If you take a look and say, "Who is best positioned amongst that group?" Cisco, we talked about our co-opetition there. And as people leave mainframes or do mission-critical apps, they're either going to put them in on top of Oracle and whatever Oracle tells them to, or they're going to put them in on top of Windows, and that's why I kind of list them at the top of the list.
You mentioned that you're starting to see Google more in the enterprise. Where are you starting to see them? And what sales approach can you take against them?
Ballmer: They're nipping around. It's not like I would say they have a very serious presence, but they're out selling essentially the Google apps on a hosted basis to people. We compete very well. We've got far stronger and more functional applications, but that doesn't mean you don't feel the competition. And there have been accounts certainly where they show up.
But they don't have an on-premise solution. Despite the fact that a lot of people want to move hosted, a lot of people don't want to move hosted. Google also doesn't have data loss prevention. There's a lot of things they don't have, and a lot of those are things we're doing together with EMC.
Tucci: Let me just jump in here, and obviously this wasn't a question for EMC, but I'll answer here.
I really do think that the winning model here is not going to be everything in the cloud or leave everything in the data center. I think the hybrid model is the big winner.

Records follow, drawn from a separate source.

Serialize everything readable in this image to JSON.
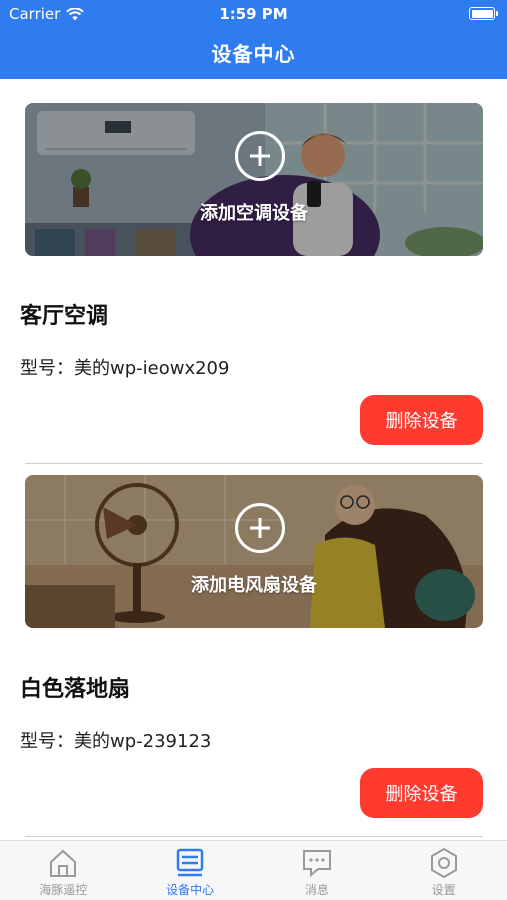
{
  "status_bar": {
    "carrier": "Carrier",
    "time": "1:59 PM"
  },
  "header": {
    "title": "设备中心"
  },
  "devices": [
    {
      "banner_label": "添加空调设备",
      "name": "客厅空调",
      "model": "型号：美的wp-ieowx209",
      "delete_label": "删除设备"
    },
    {
      "banner_label": "添加电风扇设备",
      "name": "白色落地扇",
      "model": "型号：美的wp-239123",
      "delete_label": "删除设备"
    }
  ],
  "tabbar": {
    "tabs": [
      {
        "label": "海豚遥控",
        "icon": "home-icon",
        "active": false
      },
      {
        "label": "设备中心",
        "icon": "device-list-icon",
        "active": true
      },
      {
        "label": "消息",
        "icon": "message-icon",
        "active": false
      },
      {
        "label": "设置",
        "icon": "settings-icon",
        "active": false
      }
    ]
  },
  "colors": {
    "primary": "#2f7bf0",
    "danger": "#ff3b30",
    "inactive_tab": "#9a9a9a"
  }
}
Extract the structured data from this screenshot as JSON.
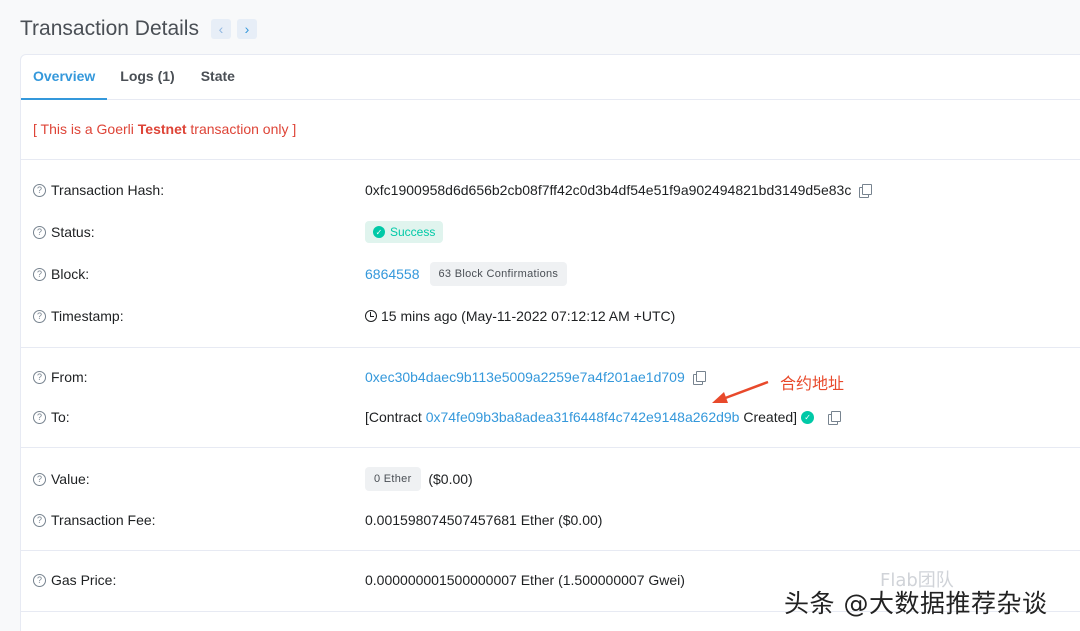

Those that can provide the hybrid model are going to have a great future. Microsoft is providing a hybrid model. With Google, you've got to be pretty much in their data center to do it. And I think over time that's not going to be the winning model. I really believe that.
In terms of that hybrid model, it seems like Microsoft will have a much clearer public answer to that when it can offer Office Web Applications both on the desktop and in the cloud. Right?
Ballmer: Well, I don't know. We have what people want today. People don't want to run Office applications in browsers. That's not their problem. Some people would like to see the back-end management of their e-mail and their documents handled out in the cloud. So we're seeing a bit of interest in things like Exchange and SharePoint Online. Actually we're working with EMC on a number of those deals. I don't know if we can talk about the big one we just won together on that. But one of the big pharma companies has a project that we won together on that ilk. So I don't feel like we're missing it. Yes, we've talked about what we'll have in terms of Office running in a browser, but that's not really critical to what we're seeing as the market opportunity right now, at least in the enterprise.
So large companies are more attracted to free or low cost than they are to the browser?
Ballmer: Google is neither free nor low cost. That's not a joke. We're talking about the enterprise. We're not talking about some screwball consumer thing now. We're talking about the enterprise. Google charges a very hefty price, comparable to our prices, when it comes to the enterprise.